About this exercise => Pick out all lines with the word "artboard" from the records that follow.

*** Input material ***

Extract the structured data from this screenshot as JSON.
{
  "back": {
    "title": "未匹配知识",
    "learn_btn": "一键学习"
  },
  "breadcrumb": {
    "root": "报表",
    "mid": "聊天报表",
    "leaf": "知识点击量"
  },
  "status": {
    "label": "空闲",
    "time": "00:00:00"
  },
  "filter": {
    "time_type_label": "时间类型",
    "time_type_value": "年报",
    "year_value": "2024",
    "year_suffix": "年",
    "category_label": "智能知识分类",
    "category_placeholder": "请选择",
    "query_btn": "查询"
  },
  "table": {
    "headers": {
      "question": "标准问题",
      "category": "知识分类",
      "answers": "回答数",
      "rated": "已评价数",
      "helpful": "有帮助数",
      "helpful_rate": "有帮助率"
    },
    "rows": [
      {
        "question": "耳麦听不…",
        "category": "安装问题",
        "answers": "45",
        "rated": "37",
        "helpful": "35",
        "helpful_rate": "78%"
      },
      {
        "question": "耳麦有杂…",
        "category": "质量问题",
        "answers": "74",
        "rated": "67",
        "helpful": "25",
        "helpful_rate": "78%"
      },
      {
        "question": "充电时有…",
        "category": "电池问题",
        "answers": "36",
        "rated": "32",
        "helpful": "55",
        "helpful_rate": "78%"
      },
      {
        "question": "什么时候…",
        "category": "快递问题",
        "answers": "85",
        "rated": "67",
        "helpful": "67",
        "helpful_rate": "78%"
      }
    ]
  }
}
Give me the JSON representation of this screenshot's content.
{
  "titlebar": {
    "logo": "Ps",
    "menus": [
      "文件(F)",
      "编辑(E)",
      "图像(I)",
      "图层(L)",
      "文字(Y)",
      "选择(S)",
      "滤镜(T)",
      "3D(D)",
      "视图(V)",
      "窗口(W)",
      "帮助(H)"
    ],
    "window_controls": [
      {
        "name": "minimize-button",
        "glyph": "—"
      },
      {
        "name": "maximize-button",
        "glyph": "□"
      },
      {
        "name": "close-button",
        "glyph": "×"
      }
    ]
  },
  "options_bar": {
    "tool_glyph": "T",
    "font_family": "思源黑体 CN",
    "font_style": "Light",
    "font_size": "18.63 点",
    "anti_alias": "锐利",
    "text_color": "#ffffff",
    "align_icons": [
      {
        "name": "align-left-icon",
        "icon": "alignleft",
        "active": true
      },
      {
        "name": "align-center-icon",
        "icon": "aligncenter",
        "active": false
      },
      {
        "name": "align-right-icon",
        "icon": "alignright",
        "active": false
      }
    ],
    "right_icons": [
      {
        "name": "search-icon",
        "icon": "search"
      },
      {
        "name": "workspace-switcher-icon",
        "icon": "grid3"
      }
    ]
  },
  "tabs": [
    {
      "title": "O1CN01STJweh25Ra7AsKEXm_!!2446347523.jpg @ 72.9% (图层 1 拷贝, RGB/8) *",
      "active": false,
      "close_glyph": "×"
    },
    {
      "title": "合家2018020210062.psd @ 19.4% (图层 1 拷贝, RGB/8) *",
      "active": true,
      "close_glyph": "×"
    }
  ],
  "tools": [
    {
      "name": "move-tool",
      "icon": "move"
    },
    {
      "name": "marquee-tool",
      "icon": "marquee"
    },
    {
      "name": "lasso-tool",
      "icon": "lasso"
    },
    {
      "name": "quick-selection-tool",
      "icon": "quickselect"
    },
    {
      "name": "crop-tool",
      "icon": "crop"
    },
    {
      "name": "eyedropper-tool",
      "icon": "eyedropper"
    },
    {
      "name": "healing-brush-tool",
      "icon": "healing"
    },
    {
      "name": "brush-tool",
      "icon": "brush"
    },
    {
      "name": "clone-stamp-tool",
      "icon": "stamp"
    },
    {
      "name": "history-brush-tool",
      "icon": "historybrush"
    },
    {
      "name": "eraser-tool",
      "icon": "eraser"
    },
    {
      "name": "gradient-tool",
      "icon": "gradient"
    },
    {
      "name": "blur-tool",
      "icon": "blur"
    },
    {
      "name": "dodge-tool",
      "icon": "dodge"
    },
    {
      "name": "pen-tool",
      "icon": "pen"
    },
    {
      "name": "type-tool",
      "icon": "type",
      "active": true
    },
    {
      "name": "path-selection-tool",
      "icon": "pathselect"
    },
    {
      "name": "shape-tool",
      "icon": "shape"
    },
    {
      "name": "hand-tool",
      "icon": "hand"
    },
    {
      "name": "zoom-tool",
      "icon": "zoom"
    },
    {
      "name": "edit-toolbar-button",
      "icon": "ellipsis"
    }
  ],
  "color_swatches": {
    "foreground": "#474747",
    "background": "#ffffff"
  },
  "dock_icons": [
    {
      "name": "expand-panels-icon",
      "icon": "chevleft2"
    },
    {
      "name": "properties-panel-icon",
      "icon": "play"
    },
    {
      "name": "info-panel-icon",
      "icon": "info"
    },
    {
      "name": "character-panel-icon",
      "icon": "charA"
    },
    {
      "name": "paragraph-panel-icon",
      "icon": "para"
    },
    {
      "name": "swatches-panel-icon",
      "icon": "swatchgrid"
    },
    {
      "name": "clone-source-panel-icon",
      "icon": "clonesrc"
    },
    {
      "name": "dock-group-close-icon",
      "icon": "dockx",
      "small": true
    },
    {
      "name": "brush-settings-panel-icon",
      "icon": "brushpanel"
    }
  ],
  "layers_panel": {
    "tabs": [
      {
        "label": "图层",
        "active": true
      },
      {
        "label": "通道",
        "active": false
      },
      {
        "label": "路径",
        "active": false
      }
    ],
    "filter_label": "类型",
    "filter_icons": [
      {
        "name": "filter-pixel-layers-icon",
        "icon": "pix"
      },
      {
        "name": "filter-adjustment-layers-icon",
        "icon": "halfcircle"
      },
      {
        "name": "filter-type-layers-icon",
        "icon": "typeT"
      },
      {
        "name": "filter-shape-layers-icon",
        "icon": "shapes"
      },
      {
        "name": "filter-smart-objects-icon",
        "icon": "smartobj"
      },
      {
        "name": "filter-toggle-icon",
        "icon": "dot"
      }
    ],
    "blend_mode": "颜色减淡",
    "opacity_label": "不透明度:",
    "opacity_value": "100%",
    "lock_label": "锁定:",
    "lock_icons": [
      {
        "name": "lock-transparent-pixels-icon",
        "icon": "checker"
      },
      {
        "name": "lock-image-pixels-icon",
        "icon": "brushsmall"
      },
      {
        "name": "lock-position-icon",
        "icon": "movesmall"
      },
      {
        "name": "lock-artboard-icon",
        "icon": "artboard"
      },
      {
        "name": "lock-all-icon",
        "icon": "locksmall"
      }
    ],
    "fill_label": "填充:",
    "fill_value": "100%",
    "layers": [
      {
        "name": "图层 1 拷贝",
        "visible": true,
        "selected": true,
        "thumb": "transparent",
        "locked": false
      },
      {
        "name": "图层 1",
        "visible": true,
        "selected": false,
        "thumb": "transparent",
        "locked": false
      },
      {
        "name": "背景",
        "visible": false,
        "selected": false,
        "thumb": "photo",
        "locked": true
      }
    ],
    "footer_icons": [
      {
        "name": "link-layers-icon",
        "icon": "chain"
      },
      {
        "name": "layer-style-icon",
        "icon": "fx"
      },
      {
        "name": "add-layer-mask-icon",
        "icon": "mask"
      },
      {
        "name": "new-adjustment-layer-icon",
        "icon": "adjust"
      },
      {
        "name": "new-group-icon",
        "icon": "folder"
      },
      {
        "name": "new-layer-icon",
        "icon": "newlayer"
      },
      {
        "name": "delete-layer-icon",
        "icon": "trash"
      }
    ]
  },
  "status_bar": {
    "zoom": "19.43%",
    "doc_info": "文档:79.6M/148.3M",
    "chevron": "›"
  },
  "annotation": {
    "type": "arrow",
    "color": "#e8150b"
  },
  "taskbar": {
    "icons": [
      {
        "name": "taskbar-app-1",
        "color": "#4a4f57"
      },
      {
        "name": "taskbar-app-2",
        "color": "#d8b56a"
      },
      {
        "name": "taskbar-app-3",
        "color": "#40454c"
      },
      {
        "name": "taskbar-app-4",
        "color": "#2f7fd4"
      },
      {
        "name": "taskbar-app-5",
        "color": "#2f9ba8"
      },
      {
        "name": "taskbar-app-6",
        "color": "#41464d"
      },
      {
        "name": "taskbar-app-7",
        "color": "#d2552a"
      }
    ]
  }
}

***

Response to the task =>
        "name": "lock-artboard-icon",
        "icon": "artboard"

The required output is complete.